The Theory of Island Biogeography
Biogeography was stuck in a "natural history phase" dominated by the collection of data, the young Princeton biologists Robert H. MacArthur and Edward O. Wilson argued in 1967. In this book, the authors developed a general theory to explain the facts of island biogeography. The theory builds on the first principles of population ecology and genetics to explain how distance and area combine to regulate the balance between immigration and extinction in island populations. The authors then test the theory against data. The Theory of Island Biogeography was never intended as the last word on the subject. Instead, MacArthur and Wilson sought to stimulate new forms of theoretical and empirical studies, which will lead in turn to a stronger general theory. Even a third of a century since its publication, the book continues to serve that purpose well. From popular books like David Quammen’s Song of the Dodo to arguments in the professional literature, The Theory of Island Biogeography remains at the center of discussions about the geographic distribution of species. In a new preface, Edward O. Wilson reviews the origins and consequences of this classic book.
From the Back Cover
"MacArthur and Wilson’s is arguably the most influential book in biogeography in the last hundred years. With its emphasis on on-going processes of colonization and extinction, it provided a new framework to explain patterns in species diversity and served as a counterpoint to hypotheses relying on chance and solitary historical events. Many of the antecedents for what we now call conservation biology, invasion biology, and landscape ecology had their origins here."–Ted Case, University of California, San Diego
About the Author
Robert H. MacArthur was Professor of Biology at Princeton University until his death in 1972. Edward O. Wilson is University Research Professor and Honorary Curator in Entomology at Harvard University. He is the author of many books, including Biodiversity, Biophilia, The Diversity of Life, and Naturalist.
Reprint of MacArthur’s and Wilson’s Seminal Ecological Tome, April 20, 2002
Originally published as part of the Princeton University Press’ Monographs in Population Biology series, Robert MacArthur’s and Edward O. Wilson’s "Theory Of Island Biogeography" is regarded by many as the most influential tome in theoretical ecology published in the latter half of the 20th Century. Its importance is due to its success in predicting the causes and outcomes of variations in species diversity across a wide range of habitats, not only tropical islands. Furthermore it is the underlying theory behind current research in conservation biology. And it has played a magnificient role in analyzing fluctuations in taxonomic diversity from both marine and continental fossil records across the span of more than half a billion years of Earth history. MacArthur and Wilson conceived of a simple, yet conceptually fruitful equilibrium model of species diversity, recognizing that species diversity is often in a state of flux between varying rates of species immigration (or perhaps, speciation) and extinction. This then novel way at looking at species diversity combined MacArthur’s sound mathematical reasoning with Wilson’s excellent field biogeographic research (Yet those who are not mathematically inclined should not feel intimidated; their theoretical arguments are made through lucid, exquisite prose.). Without a doubt, their equilibrium theory of island biogeography is one of the finest achievements of 20th Century ecology.

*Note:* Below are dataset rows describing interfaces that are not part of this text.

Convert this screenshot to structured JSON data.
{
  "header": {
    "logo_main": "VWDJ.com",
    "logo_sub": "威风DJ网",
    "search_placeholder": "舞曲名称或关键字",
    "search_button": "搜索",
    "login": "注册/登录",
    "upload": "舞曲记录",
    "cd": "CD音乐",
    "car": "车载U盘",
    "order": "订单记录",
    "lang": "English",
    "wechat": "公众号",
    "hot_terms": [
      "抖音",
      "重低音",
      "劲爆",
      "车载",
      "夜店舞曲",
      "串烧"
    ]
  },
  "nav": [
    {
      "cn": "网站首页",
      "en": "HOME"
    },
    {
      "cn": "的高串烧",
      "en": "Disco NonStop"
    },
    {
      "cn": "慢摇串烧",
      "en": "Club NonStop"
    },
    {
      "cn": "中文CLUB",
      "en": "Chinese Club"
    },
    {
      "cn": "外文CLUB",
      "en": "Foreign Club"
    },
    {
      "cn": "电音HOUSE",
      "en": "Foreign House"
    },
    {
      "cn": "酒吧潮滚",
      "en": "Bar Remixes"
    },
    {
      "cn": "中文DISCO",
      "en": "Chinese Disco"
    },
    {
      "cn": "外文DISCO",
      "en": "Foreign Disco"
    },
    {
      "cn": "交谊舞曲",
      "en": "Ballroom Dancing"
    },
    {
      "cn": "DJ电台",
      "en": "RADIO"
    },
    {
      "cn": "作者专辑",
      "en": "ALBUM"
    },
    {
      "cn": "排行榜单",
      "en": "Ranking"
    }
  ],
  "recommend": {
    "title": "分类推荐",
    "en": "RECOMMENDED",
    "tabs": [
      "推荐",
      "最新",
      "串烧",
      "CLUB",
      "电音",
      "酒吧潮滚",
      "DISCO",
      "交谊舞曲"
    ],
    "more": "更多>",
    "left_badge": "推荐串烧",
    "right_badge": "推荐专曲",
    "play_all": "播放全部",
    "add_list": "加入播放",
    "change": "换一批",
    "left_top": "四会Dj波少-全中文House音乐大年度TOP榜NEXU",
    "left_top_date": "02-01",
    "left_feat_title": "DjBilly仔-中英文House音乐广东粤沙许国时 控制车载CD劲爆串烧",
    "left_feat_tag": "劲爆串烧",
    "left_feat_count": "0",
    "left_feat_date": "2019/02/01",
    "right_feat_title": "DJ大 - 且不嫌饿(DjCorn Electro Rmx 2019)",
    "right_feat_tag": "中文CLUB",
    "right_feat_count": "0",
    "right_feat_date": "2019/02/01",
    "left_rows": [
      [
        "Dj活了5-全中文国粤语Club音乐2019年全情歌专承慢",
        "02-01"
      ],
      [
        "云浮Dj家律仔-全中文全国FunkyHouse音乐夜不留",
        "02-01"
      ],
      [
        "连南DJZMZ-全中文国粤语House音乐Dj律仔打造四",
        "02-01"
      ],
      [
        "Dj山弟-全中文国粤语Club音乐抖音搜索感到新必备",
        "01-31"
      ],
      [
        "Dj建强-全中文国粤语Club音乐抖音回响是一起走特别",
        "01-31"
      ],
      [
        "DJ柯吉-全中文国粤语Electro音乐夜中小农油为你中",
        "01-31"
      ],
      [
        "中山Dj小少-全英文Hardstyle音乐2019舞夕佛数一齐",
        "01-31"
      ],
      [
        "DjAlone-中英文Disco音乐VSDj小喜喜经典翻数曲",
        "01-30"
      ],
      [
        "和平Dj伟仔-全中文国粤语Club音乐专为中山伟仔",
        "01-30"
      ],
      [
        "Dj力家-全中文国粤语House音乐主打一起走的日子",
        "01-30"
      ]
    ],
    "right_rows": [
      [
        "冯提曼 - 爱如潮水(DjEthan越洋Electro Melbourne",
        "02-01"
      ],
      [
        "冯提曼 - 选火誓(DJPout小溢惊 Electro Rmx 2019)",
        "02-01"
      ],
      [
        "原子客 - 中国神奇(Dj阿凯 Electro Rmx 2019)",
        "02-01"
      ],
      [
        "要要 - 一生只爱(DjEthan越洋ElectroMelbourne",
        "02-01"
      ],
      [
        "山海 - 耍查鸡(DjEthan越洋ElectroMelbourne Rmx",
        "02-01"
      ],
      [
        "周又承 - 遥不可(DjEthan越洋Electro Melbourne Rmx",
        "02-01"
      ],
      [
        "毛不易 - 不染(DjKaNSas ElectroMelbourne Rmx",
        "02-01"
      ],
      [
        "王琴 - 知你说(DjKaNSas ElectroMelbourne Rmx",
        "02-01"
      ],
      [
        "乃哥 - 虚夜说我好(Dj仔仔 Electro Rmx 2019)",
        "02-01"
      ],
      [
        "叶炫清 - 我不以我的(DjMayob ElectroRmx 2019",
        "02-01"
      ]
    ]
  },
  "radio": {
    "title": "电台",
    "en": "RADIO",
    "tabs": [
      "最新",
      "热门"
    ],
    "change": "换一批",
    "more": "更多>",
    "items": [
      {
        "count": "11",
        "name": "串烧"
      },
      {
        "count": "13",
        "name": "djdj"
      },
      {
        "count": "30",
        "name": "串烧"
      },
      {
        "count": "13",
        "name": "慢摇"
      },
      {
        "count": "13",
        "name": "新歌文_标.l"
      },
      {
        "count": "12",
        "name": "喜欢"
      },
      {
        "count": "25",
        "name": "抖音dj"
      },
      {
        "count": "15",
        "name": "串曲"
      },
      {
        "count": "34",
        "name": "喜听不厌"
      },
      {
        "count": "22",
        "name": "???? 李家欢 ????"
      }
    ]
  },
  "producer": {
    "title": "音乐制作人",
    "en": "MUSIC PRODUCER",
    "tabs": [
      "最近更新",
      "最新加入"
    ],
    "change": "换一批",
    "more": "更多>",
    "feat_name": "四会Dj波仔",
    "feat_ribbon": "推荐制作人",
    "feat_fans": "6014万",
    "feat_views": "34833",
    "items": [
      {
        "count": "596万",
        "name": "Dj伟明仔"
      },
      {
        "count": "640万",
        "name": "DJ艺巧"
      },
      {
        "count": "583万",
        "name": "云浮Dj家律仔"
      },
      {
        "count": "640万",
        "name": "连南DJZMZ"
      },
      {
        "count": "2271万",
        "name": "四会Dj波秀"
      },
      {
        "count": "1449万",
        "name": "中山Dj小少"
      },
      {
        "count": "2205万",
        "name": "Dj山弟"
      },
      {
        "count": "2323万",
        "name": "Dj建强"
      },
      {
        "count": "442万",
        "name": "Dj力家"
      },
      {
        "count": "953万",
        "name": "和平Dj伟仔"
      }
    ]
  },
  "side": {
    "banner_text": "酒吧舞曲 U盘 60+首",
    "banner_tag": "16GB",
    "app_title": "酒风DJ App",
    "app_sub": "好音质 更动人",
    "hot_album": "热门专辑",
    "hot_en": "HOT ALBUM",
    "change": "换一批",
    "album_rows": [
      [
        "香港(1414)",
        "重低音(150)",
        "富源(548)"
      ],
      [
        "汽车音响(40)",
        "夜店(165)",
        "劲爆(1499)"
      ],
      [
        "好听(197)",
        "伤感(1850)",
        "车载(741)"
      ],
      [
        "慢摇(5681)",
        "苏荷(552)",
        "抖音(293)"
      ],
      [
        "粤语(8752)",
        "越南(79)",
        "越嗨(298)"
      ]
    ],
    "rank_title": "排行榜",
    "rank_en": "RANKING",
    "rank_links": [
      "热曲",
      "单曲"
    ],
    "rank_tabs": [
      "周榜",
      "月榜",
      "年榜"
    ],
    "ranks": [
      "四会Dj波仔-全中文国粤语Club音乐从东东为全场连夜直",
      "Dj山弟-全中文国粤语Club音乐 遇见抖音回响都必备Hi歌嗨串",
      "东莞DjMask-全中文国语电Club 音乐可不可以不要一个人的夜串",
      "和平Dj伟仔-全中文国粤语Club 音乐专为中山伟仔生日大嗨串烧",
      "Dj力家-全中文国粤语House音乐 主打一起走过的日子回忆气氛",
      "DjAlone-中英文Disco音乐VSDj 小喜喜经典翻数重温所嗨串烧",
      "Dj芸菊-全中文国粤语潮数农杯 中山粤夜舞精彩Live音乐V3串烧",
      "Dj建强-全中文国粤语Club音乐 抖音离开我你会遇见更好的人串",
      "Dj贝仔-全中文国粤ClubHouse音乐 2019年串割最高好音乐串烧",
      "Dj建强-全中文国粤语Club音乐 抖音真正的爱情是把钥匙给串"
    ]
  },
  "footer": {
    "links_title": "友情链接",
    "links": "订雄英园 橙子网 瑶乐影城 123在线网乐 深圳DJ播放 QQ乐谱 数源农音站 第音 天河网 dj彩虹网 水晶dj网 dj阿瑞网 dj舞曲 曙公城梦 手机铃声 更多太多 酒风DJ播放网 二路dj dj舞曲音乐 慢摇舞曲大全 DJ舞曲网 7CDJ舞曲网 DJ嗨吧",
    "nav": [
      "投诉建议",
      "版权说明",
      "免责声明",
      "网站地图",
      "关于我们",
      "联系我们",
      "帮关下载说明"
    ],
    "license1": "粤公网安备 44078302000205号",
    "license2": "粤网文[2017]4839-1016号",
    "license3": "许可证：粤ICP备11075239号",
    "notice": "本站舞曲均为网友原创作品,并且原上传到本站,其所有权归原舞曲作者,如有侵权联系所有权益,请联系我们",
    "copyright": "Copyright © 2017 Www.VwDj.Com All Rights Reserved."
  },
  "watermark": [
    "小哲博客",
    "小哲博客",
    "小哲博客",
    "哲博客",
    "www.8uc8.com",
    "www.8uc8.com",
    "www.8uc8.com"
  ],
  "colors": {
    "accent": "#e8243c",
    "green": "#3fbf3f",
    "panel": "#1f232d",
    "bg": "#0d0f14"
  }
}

dated, but excellent for seeing where the field began, August 25, 2003
This is a wonderful book that spawned a new sub-field in ecology as well as providing a major theoretical approach to conservation issues. Island biogeography provided us with a new way to view biodiversity as it related to space. A wonderful book.
The young lion revisited, July 30, 2000
Robert McArthur was on he knew was his last speaking trip across the country when I heard him in Boulder in the winter of 1974. He didn’t talk about death; he talked about life and how it works. He wrote one short equation on the blackboard, then talked about it for an hour. No long after he was dead, but he was the real young lion, he changed ecology forever. His start was simple: look at avifauna in terms of foliage height diversity, but he did not stop there.
Wilson? He’s brilliant in his own way, of course, but I’m betting his contribution to Island Biogeography was criticism and editing.
People have spent a lot of time attacking parts of this book, an equation here, an equation there. And if you don’t like equations at all, skip them and go for the ideas. This was the seminal book, the start of the New Era, where complex ideas can be encapsulated in a brief expression, then turned around and it’s implications tested. It will teach you how to think.